[¶45]   The delay occasioned by the State's requested continuance arguably fits within the exception for the due administration of justice in W.R.Cr.P. 48(b)(4)(B)(iii).  The basis for the continuance was conflict between the trial date in this case and an oral argument in another case before this Court.  Sarr presents no cogent argument for why the delay occasioned by the continuance should be excluded from the calculation of the time between his arraignment and trial.  Furthermore, Sarr never made a written demand or otherwise vigorously asserted his right to a speedy trial under W.R.Cr.P. 48.  Accordingly, we find no speedy trial violation under Rule 48 since exclusion of the delay caused by the continuance would bring his trial within 120 days of Sarr's arraignment.

 

[¶46]   Application of the Barker factors does not advance Sarr's claim either.  Assuming the first two factors weigh in favor of Sarr, the latter two weigh against such a finding.  Sarr gave no indication during the proceedings below that would suggest an assertion of his right to a speedy trial.  The complete failure to assert his speedy trial right weighs significantly against finding a violation.  Campbell v. State, 999 P.2d 649, 656 (Wyo. 2000).  He has also failed to show any prejudice arising out of the delay.  In his brief, Sarr claims prejudice through his pretrial incarceration.  Sarr makes no cogent argument establishing prejudice beyond the mere citation to his confinement.  At least some portion of Sarr's pretrial confinement was, however, due to a conviction on another crime.  In short, Sarr comes far short of making the necessary showing to establish a violation of his right to a speedy trial.

 

CONCLUSION

 

[¶47]   Count III of the judgment of conviction is reversed and remanded.  As to Count IV, the judgment of conviction is reversed but for reasons of double jeopardy cannot be re-tried.  As to Counts I, V, and VI, the judgment of conviction is affirmed.  As to the judgment of restitution, it is reversed and remanded.

 

FOOTNOTES

 

1The record shows that the term, "coup stick" refers to a long wooden staff curved at one end and wrapped in snakeskin.  It is a symbol of honor in traditional Native American culture. 

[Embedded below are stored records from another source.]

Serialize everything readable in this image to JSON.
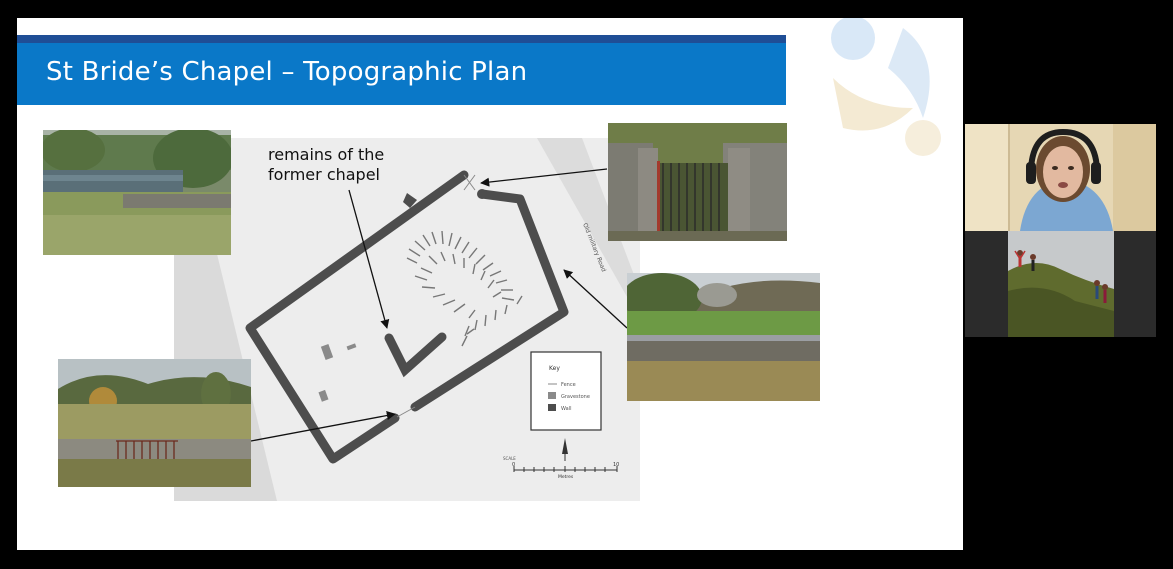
{
  "slide": {
    "title": "St Bride’s Chapel – Topographic Plan",
    "annotation_line1": "remains of the",
    "annotation_line2": "former chapel"
  },
  "plan": {
    "road_label": "Old military Road",
    "key_title": "Key",
    "key_items": [
      "Fence",
      "Gravestone",
      "Wall"
    ],
    "scale_label": "SCALE",
    "scale_start": "0",
    "scale_end": "10",
    "scale_unit": "Metres"
  },
  "participants": [
    {
      "name": "",
      "role": "presenter",
      "icon": "headset-person"
    },
    {
      "name": "",
      "role": "participant",
      "icon": "hill-group-photo"
    }
  ],
  "colors": {
    "title_bar": "#0a78c8",
    "title_strip": "#1f4e96",
    "wall": "#4d4d4d",
    "plan_bg": "#ededed"
  }
}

2The district court understandably might have been influenced to use corroborating evidence in its determination of reliability as Johnson suggests.  However, such use of corroborating evidence in Confrontation Clause analyses is justified only for the purpose of determining harmless error.  Idaho v. Wright, 497 U.S. 805, 823, 110 S. Ct. 3139, 3146, 111 L. Ed. 638 (1990).

3Rule 48 was amended effective September 1, 2001.